[Stored data entries]
= = = = =
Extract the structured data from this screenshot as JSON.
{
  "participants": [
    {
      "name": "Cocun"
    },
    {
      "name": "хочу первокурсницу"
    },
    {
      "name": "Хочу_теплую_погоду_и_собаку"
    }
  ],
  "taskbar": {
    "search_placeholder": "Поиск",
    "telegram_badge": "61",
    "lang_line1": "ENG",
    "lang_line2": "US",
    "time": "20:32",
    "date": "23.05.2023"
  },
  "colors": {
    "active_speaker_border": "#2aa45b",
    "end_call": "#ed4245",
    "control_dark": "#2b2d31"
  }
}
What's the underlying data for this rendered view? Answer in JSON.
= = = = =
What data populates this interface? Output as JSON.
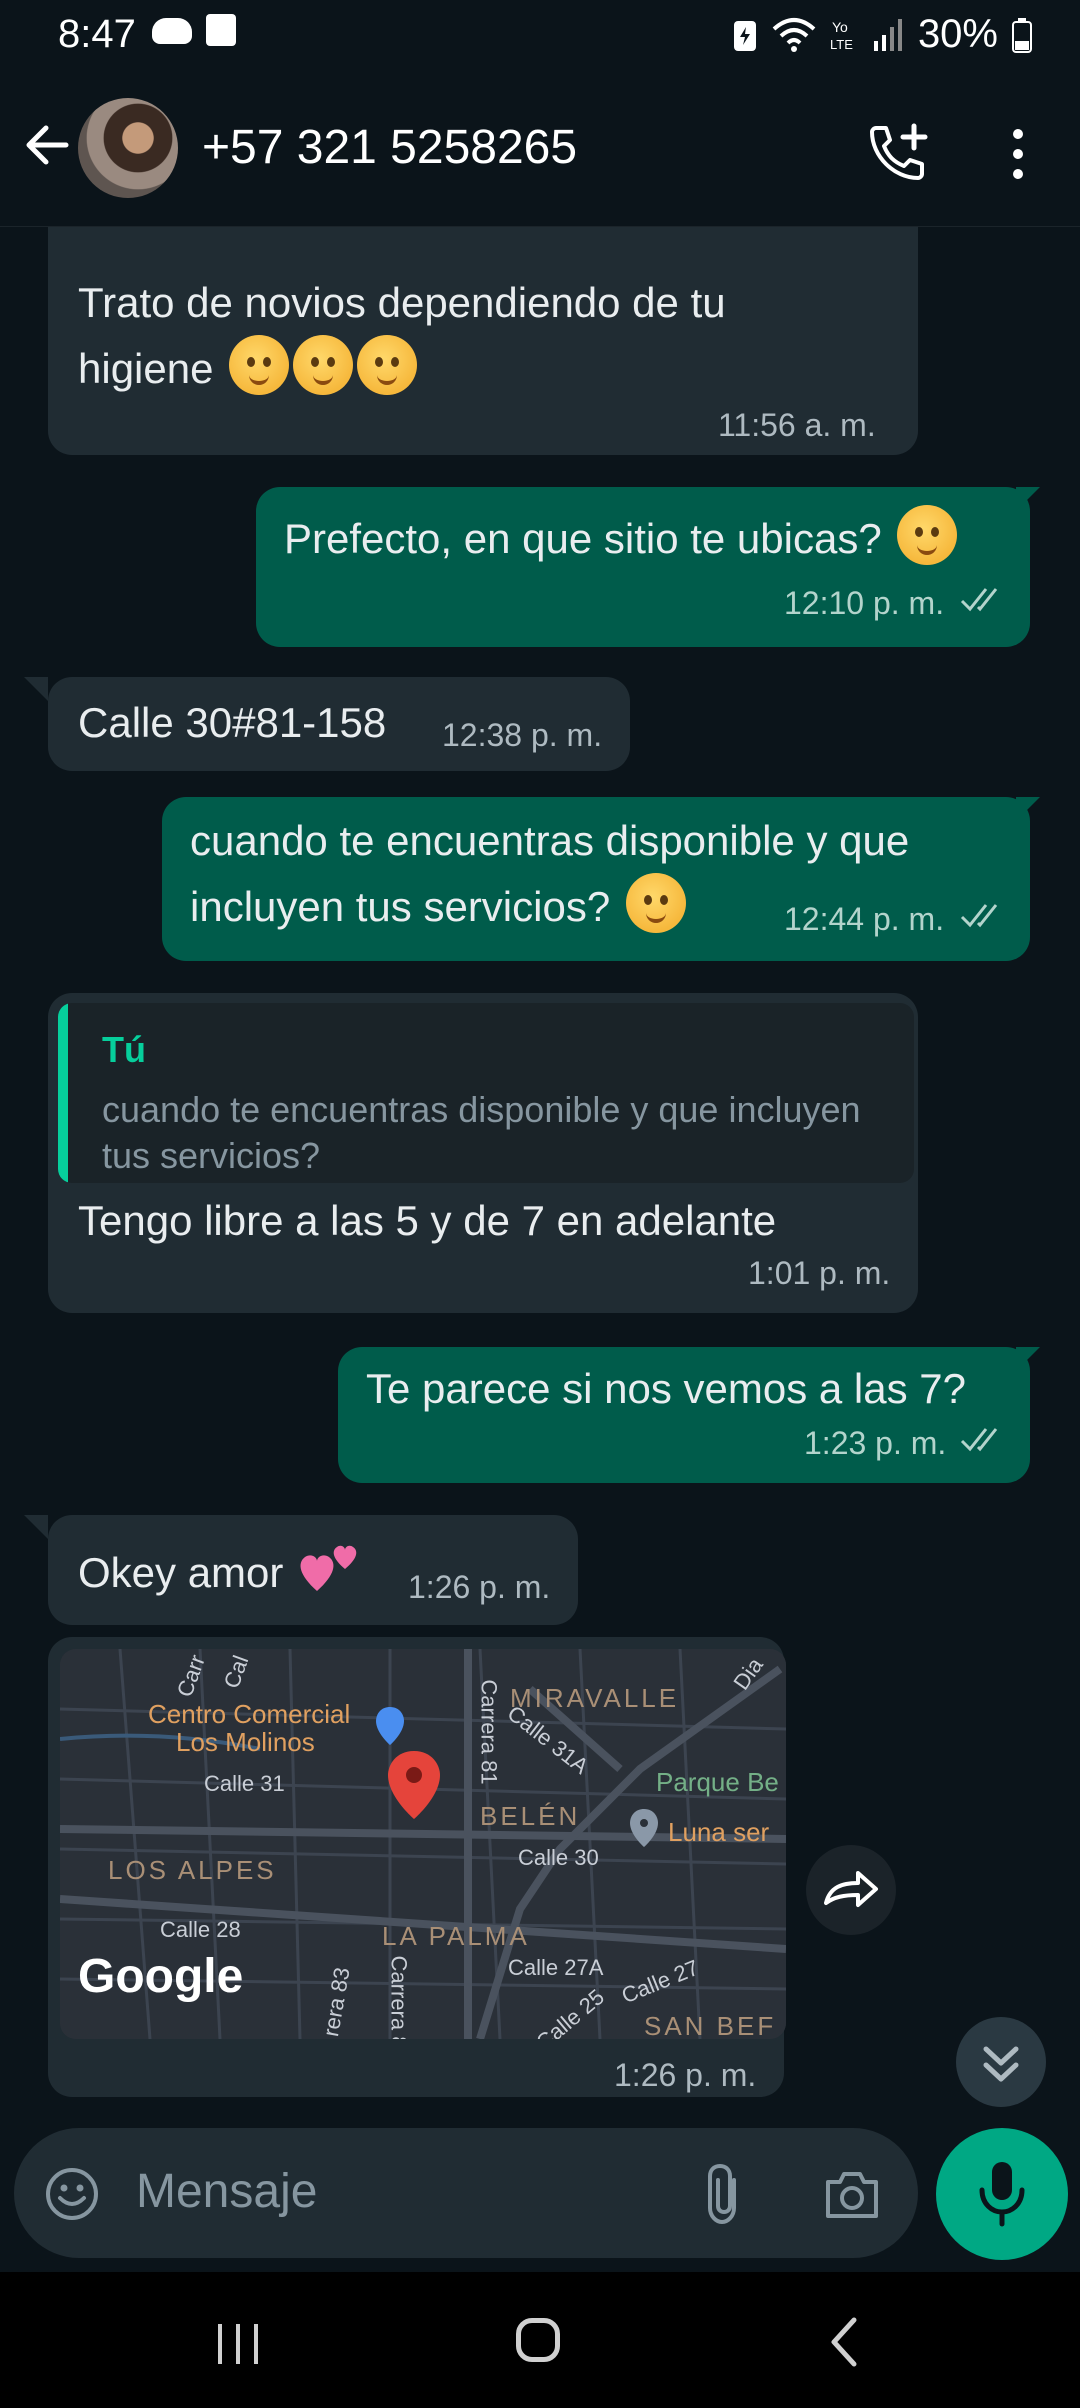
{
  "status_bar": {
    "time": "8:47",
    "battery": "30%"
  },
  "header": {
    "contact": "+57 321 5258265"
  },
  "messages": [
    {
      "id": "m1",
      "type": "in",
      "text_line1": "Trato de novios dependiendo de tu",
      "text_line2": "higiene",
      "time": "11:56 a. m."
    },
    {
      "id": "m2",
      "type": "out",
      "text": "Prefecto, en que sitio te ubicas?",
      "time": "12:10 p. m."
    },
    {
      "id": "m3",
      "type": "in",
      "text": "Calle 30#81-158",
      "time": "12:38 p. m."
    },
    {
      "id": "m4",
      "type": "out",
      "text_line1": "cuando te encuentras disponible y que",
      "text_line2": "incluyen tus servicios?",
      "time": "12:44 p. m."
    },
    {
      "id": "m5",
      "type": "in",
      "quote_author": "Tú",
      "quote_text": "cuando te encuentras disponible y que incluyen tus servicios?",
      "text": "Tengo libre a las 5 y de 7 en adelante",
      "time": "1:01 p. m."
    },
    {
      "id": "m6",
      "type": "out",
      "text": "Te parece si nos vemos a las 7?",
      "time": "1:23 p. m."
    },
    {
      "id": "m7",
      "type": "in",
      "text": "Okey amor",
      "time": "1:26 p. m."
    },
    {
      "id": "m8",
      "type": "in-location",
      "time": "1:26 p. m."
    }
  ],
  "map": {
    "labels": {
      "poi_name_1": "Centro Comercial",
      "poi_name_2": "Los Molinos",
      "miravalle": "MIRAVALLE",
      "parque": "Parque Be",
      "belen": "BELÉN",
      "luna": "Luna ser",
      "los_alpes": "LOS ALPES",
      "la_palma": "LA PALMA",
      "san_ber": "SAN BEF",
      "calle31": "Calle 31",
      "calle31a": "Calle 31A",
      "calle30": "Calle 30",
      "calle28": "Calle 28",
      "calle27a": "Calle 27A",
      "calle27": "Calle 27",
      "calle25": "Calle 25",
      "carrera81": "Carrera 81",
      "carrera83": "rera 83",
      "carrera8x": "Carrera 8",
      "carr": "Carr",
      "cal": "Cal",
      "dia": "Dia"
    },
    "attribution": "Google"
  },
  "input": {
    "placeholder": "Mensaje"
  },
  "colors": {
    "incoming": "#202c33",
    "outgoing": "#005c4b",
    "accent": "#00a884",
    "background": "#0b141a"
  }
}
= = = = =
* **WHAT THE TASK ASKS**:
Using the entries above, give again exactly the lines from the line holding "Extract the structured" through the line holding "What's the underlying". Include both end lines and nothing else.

* **OUTPUT OF THE EXERCISE**:
Extract the structured data from this screenshot as JSON.
{
  "participants": [
    {
      "name": "Cocun"
    },
    {
      "name": "хочу первокурсницу"
    },
    {
      "name": "Хочу_теплую_погоду_и_собаку"
    }
  ],
  "taskbar": {
    "search_placeholder": "Поиск",
    "telegram_badge": "61",
    "lang_line1": "ENG",
    "lang_line2": "US",
    "time": "20:32",
    "date": "23.05.2023"
  },
  "colors": {
    "active_speaker_border": "#2aa45b",
    "end_call": "#ed4245",
    "control_dark": "#2b2d31"
  }
}
What's the underlying data for this rendered view? Answer in JSON.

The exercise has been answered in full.